Before starting to carve the shape of the handle our tutor encouraged me to draw around a suitable axe handle on the side of my cleft blank to give me a visual guide to what I was cutting to.
I used a side-axe to do the initial rough shaping making sure I kept my fingers well above where I was cutting with its razor-sharp blade!  The single bevel and flat side of a side-axe make it possible to trim wood very accurately with practice but I do recall that it can be hard on the wrist for the uninitiated!

Once I had used the side-axe to go as near as I dared to the outline I had drawn it was time to move on to the shave-horse. What a fantastic piece of kit this is! They have been around for at least 500 years so I doubt that whoever genius invented it had ever heard of ergonomics but no modern expert could improve on the simple elegant efficiency of its design. (My definition of an expert of course is someone who knows more and more about less and less until they know everything about bugger-all!)

Essentially a shave horse is a bench with a foot-operated clamp which holds a workpiece stable at the right height and angle for it to be worked on with a drawknife (just a two-handled sharp blade used on the pull stroke) or spokeshave. And so I set to work with my drawknife carving down to the outline and transferring its shape into three dimensions. I quickly became fascinated by the smoothness of the wood left behind the cut of the drawknife and the shape of the handle with its elegant flowing lines emerging under my hands.

In these traditional crafts the wood is usually shaped unseasoned or green, hence the pun around the modern term ‘green woodworking’ (the wood is “green” and the techniques are “green” in the “clean, green” sense). The fibres of wood are much softer when green and so tools like drawknives leave a beautiful planed finish behind it. As the wood will shrink as it dries anything that needs to be a precise fit, such as the where the handle sockets in to the head, must be left oversize until after it has fully seasoned.  However it is much easier and more satisfying to carry out as much as possible of the shaping before the wood has dried and hardened.
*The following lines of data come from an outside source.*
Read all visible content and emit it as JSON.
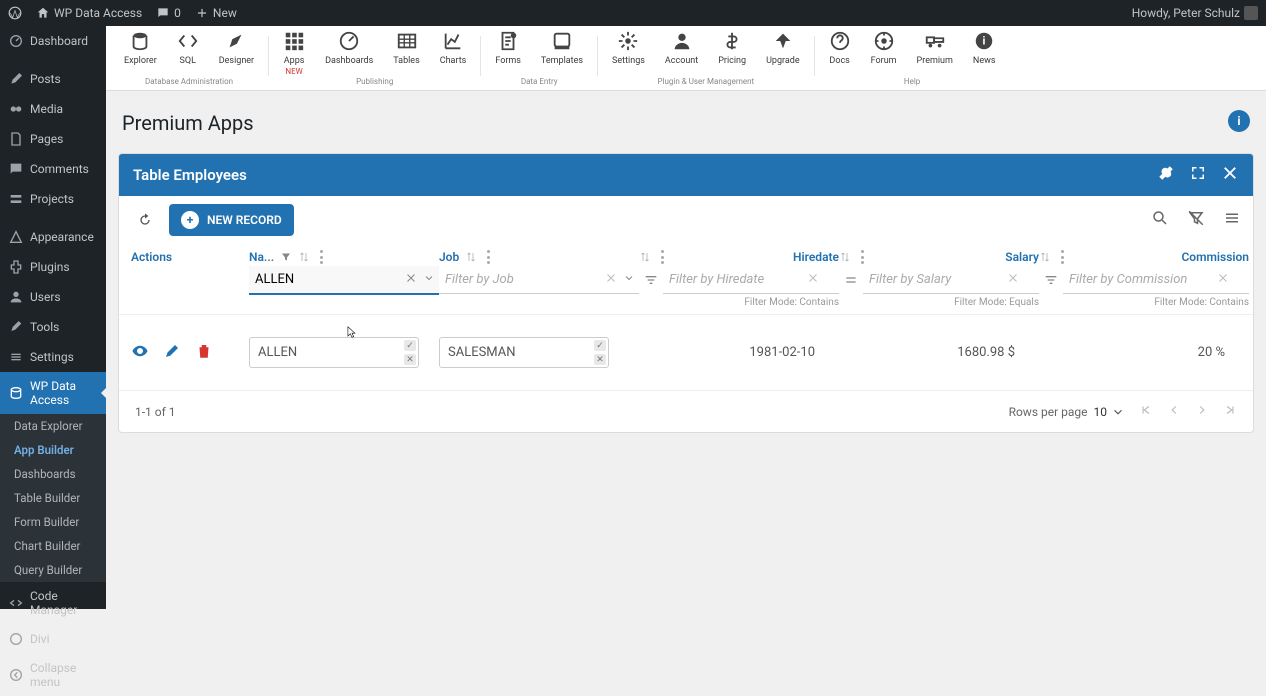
{
  "adminbar": {
    "site": "WP Data Access",
    "comments": "0",
    "new": "New",
    "greeting": "Howdy, Peter Schulz"
  },
  "sidebar": {
    "items": [
      {
        "label": "Dashboard"
      },
      {
        "label": "Posts"
      },
      {
        "label": "Media"
      },
      {
        "label": "Pages"
      },
      {
        "label": "Comments"
      },
      {
        "label": "Projects"
      },
      {
        "label": "Appearance"
      },
      {
        "label": "Plugins"
      },
      {
        "label": "Users"
      },
      {
        "label": "Tools"
      },
      {
        "label": "Settings"
      },
      {
        "label": "WP Data Access"
      },
      {
        "label": "Code Manager"
      },
      {
        "label": "Divi"
      },
      {
        "label": "Collapse menu"
      }
    ],
    "submenu": [
      "Data Explorer",
      "App Builder",
      "Dashboards",
      "Table Builder",
      "Form Builder",
      "Chart Builder",
      "Query Builder"
    ]
  },
  "toolbar": {
    "groups": [
      {
        "caption": "Database Administration",
        "items": [
          {
            "label": "Explorer"
          },
          {
            "label": "SQL"
          },
          {
            "label": "Designer"
          }
        ]
      },
      {
        "caption": "Publishing",
        "items": [
          {
            "label": "Apps",
            "sub": "NEW"
          },
          {
            "label": "Dashboards"
          },
          {
            "label": "Tables"
          },
          {
            "label": "Charts"
          }
        ]
      },
      {
        "caption": "Data Entry",
        "items": [
          {
            "label": "Forms"
          },
          {
            "label": "Templates"
          }
        ]
      },
      {
        "caption": "Plugin & User Management",
        "items": [
          {
            "label": "Settings"
          },
          {
            "label": "Account"
          },
          {
            "label": "Pricing"
          },
          {
            "label": "Upgrade"
          }
        ]
      },
      {
        "caption": "Help",
        "items": [
          {
            "label": "Docs"
          },
          {
            "label": "Forum"
          },
          {
            "label": "Premium"
          },
          {
            "label": "News"
          }
        ]
      }
    ]
  },
  "page": {
    "title": "Premium Apps"
  },
  "card": {
    "title": "Table Employees",
    "new_record": "NEW RECORD",
    "columns": {
      "actions": "Actions",
      "name": "Na...",
      "job": "Job",
      "hiredate": "Hiredate",
      "salary": "Salary",
      "commission": "Commission"
    },
    "filters": {
      "name_value": "ALLEN",
      "job_placeholder": "Filter by Job",
      "hire_placeholder": "Filter by Hiredate",
      "hire_mode": "Filter Mode: Contains",
      "salary_placeholder": "Filter by Salary",
      "salary_mode": "Filter Mode: Equals",
      "comm_placeholder": "Filter by Commission",
      "comm_mode": "Filter Mode: Contains"
    },
    "rows": [
      {
        "name": "ALLEN",
        "job": "SALESMAN",
        "hiredate": "1981-02-10",
        "salary": "1680.98 $",
        "commission": "20 %"
      }
    ],
    "footer": {
      "range": "1-1 of 1",
      "rows_label": "Rows per page",
      "rows_value": "10"
    }
  }
}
I quickly learned that you cannot successfully shape and smooth wood working against the grain.  A wood like ash tears very easily and after a while I shifted to using a spokeshave which on this task is very useful as it can be used on the push as well as the pull-stroke. I became so completely absorbed in this work that people had to practically drag me away from it to make me eat my meals which, built like a whippet as I always have been, is most unlike me!
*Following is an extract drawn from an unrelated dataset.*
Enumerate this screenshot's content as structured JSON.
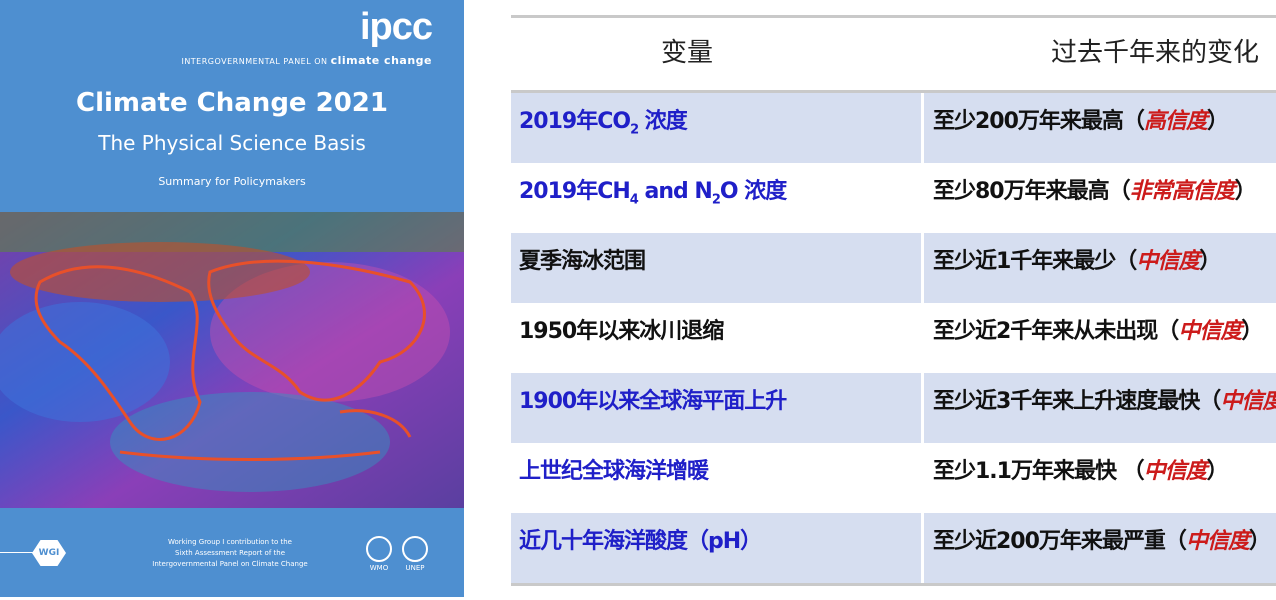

I have made many axe and other tool handles since then; here in New Zealand as well, using tea-tree rather than ash, but have never lost the excitement of producing something both useful and beautiful or the pride of actually using something that I have made myself.  Nothing out of a shop could ever give that satisfaction! 